Copyright ©The Author(s) 2016. Published by Baishideng Publishing Group Inc. All rights reserved.
World J Hepatol. Oct 8, 2016; 8(28): 1182-1193
Published online Oct 8, 2016. doi: 10.4254/wjh.v8.i28.1182
Management of refractory ascites in cirrhosis: Are we out of date?
Alagappan Annamalai, Lauren Wisdom, Megan Herada, Mazen Noureddin, Walid Ayoub, Vinay Sundaram, Andrew Klein, Nicholas Nissen
Alagappan Annamalai, Lauren Wisdom, Megan Herada, Mazen Noureddin, Walid Ayoub, Vinay Sundaram, Andrew Klein, Nicholas Nissen, Comprehensive Transplant Center, Cedars Sinai Medical Center, Los Angeles, CA 90048, United States
Author contributions: All authors equally contributed to this paper with conception and design of the study, literature review and analysis, drafting and critical revision and editing, and final approval of the final version.
Conflict-of-interest statement: No potential conflicts of interest. No financial support.
Open-Access: This article is an open-access article which was selected by an in-house editor and fully peer-reviewed by external reviewers. It is distributed in accordance with the Creative Commons Attribution Non Commercial (CC BY-NC 4.0) license, which permits others to distribute, remix, adapt, build upon this work non-commercially, and license their derivative works on different terms, provided the original work is properly cited and the use is non-commercial. See:
Correspondence to: Dr. Alagappan Annamalai, Comprehensive Transplant Center, Cedars Sinai Medical Center, 8900 Beverly Blvd, 2nd fl. Suite 262, Los Angeles, CA 90048, United States.
Telephone: +1-310-4232975
Received: March 11, 2016
Peer-review started: March 14, 2016
First decision: April 20, 2016
Revised: July 22, 2016
Accepted: August 6, 2016
Article in press: August 8, 2016
Published online: October 8, 2016
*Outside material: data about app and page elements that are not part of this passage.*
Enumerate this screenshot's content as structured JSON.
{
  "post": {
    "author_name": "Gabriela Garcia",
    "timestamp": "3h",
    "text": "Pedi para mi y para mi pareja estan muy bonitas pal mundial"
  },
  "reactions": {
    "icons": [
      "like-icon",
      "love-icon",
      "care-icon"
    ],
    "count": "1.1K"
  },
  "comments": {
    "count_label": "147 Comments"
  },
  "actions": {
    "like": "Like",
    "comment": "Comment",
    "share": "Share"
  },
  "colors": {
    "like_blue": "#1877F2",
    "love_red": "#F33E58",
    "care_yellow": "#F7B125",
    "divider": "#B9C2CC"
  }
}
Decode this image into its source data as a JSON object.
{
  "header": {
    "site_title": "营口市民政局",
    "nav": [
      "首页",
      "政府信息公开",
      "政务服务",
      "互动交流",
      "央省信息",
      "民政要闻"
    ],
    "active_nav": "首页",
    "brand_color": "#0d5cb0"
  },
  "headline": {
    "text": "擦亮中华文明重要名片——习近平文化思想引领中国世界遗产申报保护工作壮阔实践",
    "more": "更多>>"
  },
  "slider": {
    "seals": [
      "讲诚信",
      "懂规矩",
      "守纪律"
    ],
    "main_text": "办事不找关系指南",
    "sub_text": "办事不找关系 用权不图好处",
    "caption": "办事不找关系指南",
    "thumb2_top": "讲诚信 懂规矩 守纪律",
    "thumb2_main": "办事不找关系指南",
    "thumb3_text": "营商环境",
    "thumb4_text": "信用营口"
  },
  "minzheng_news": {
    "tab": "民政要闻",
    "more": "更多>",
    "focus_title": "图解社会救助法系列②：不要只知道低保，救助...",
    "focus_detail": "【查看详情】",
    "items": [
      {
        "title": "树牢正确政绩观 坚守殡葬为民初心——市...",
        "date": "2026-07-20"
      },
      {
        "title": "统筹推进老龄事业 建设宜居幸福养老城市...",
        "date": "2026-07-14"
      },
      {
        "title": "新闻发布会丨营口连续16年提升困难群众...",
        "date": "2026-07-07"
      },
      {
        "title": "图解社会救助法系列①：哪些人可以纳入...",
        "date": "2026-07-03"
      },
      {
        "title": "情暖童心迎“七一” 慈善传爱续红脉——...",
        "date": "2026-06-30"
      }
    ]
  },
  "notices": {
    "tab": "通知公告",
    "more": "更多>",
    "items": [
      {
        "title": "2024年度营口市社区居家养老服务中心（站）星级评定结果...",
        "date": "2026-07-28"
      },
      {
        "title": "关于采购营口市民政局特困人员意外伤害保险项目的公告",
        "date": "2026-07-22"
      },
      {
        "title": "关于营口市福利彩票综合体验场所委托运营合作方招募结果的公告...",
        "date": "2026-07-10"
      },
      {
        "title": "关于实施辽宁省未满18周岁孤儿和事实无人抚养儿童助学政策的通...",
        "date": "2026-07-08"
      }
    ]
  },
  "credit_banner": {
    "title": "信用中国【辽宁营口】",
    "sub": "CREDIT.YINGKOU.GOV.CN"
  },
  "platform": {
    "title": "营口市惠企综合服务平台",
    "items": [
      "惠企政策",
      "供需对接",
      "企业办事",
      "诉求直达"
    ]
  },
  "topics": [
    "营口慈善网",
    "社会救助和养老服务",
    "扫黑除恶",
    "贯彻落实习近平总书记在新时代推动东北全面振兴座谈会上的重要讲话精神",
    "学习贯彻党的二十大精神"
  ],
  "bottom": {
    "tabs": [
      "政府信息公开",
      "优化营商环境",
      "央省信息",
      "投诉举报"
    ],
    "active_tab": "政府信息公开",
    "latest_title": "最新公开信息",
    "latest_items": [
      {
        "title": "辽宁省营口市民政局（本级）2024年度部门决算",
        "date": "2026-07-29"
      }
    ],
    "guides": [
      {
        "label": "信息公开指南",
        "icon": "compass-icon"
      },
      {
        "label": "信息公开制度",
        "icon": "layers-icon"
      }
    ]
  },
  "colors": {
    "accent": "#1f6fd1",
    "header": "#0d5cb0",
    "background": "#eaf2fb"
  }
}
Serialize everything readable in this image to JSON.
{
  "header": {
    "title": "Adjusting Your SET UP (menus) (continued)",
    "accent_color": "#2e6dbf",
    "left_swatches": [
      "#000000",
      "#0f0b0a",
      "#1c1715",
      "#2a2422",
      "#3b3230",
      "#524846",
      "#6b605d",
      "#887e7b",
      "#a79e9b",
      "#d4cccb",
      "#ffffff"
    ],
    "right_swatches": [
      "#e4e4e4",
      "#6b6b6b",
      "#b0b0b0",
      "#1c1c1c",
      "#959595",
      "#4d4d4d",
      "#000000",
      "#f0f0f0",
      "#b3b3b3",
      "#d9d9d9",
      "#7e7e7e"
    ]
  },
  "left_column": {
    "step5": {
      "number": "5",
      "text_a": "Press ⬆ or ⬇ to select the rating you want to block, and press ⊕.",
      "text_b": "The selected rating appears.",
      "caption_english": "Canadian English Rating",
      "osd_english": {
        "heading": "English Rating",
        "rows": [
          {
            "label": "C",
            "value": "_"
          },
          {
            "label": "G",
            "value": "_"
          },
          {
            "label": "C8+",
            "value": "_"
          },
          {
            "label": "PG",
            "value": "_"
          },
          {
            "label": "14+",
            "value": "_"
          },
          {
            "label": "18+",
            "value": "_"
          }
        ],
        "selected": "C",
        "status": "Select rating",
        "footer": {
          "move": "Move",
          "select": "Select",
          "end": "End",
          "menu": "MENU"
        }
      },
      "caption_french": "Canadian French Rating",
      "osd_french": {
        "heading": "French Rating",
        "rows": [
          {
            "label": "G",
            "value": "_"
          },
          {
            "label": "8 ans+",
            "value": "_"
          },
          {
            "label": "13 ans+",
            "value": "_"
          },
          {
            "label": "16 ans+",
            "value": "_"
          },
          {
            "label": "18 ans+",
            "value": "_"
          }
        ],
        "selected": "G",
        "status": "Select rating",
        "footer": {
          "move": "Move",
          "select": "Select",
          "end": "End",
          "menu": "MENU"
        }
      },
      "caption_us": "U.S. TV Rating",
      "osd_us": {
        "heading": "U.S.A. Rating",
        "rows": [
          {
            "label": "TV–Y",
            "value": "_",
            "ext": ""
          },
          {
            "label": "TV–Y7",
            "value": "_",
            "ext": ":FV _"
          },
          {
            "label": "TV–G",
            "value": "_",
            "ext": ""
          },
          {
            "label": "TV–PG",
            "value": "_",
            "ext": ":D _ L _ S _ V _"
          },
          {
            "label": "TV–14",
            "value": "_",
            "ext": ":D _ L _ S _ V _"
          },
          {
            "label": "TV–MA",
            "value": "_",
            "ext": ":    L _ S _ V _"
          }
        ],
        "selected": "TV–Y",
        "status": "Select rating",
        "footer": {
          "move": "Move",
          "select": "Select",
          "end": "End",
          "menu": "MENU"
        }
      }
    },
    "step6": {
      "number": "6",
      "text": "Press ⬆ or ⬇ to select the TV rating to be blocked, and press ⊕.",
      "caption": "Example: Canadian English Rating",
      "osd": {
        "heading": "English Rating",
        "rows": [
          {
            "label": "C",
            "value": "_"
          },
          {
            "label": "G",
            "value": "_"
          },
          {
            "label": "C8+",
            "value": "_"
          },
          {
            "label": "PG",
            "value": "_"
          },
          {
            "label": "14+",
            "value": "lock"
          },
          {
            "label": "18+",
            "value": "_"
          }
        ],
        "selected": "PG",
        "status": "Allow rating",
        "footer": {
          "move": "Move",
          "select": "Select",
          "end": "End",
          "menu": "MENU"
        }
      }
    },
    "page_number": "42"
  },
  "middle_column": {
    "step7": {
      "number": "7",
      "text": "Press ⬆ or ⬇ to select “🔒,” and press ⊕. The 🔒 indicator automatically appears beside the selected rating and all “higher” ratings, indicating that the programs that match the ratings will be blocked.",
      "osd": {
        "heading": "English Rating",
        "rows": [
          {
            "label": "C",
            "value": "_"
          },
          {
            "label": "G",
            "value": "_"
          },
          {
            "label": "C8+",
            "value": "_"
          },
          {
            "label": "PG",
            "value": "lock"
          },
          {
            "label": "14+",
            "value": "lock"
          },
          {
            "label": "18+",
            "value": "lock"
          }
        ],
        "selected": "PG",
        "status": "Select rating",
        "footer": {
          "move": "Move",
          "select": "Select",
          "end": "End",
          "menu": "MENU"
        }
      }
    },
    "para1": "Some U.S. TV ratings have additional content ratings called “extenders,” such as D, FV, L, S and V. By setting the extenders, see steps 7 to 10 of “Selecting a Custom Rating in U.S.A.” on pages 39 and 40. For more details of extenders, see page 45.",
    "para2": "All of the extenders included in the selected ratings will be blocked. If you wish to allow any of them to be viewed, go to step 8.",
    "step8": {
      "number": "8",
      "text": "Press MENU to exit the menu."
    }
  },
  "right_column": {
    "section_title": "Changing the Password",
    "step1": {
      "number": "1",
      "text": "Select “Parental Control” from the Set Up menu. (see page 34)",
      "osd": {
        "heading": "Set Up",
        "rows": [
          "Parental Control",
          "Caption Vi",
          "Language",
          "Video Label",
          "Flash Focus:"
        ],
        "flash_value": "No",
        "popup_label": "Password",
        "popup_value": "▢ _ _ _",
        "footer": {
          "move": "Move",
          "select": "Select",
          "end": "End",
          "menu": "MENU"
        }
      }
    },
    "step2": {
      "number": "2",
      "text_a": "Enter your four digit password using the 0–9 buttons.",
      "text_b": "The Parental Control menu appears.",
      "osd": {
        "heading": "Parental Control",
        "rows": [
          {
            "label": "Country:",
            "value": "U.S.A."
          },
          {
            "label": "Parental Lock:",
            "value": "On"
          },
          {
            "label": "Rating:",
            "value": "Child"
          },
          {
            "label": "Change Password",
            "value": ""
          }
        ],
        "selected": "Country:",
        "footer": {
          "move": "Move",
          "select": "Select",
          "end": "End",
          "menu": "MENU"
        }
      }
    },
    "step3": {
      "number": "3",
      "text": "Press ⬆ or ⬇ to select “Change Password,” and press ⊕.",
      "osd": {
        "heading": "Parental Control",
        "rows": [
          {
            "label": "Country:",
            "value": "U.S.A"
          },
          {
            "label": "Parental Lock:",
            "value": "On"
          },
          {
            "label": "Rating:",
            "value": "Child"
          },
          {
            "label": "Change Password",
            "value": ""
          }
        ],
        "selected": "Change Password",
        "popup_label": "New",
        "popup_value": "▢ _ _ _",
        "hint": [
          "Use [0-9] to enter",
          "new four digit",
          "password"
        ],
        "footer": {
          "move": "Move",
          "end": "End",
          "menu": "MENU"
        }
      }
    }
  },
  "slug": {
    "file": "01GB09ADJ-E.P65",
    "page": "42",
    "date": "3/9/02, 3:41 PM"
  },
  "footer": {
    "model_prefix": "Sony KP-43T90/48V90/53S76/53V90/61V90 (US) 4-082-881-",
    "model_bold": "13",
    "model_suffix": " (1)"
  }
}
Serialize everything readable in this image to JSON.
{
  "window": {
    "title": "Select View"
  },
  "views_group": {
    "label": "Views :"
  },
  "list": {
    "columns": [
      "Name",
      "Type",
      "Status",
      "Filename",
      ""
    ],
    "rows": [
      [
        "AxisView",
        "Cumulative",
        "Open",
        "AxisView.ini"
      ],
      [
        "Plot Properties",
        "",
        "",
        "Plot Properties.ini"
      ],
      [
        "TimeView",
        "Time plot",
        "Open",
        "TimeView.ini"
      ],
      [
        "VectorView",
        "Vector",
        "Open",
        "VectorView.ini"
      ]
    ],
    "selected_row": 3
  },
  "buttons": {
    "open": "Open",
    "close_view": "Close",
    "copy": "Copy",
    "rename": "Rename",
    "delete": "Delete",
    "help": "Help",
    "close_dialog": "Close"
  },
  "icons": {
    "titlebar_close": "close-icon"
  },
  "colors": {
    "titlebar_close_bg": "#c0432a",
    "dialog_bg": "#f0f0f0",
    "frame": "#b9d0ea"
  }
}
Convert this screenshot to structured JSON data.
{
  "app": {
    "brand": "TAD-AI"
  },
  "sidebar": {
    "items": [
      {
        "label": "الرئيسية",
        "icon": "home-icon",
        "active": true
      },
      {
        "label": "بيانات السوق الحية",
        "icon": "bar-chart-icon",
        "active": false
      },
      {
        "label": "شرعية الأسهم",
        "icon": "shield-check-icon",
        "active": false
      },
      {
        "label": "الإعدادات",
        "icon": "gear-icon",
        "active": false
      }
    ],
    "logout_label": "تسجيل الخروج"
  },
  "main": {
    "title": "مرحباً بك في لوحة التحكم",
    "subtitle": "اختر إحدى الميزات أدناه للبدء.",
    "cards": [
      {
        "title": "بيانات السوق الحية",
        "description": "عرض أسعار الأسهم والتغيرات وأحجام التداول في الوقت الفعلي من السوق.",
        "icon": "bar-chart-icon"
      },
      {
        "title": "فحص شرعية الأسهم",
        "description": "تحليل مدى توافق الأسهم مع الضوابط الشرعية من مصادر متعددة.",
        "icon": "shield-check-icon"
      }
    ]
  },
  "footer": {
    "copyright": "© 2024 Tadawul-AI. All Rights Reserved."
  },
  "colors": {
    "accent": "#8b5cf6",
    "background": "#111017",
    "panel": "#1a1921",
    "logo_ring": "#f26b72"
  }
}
Cirrhosis is a major cause of morbidity and mortality worldwide with liver transplantations as it only possible cure. In the face of a significant organ shortage many patients die waiting. A major complication of cirrhosis is the development of portal hypertension and ascites. The management of ascites has barely evolved over the last hundred years and includes only a few milestones in our treatment approach, but has overall significantly improved patient morbidity and survival. Our mainstay to ascites management includes changes in diet, diuretics, shunt procedures, and large volume paracentesis. The understanding of the pathophysiology of cirrhosis and portal hypertension has significantly improved in the last couple of decades but the changes in ascites management have not seemed to mirror this newer knowledge. We herein review the history of ascites management and discuss some its current limitations.

Keywords: Portal hypertension, Cirrhosis, Ascites, Transhepatic portosystemic shunts, Paracentesis

Core tip: Few randomized control studies have been performed in the management of refractory ascites, of which all were performed either in the pre-model for end-stage liver disease (MELD) era or done in patients with low MELD scores. As such, most of the management guidelines have significant limitations in its utility for patients admitted to the hospital with significant hemodynamic dysfunction and other complications of cirrhosis. Our objective is to review the origins of our current management of refractory ascites and its limitations.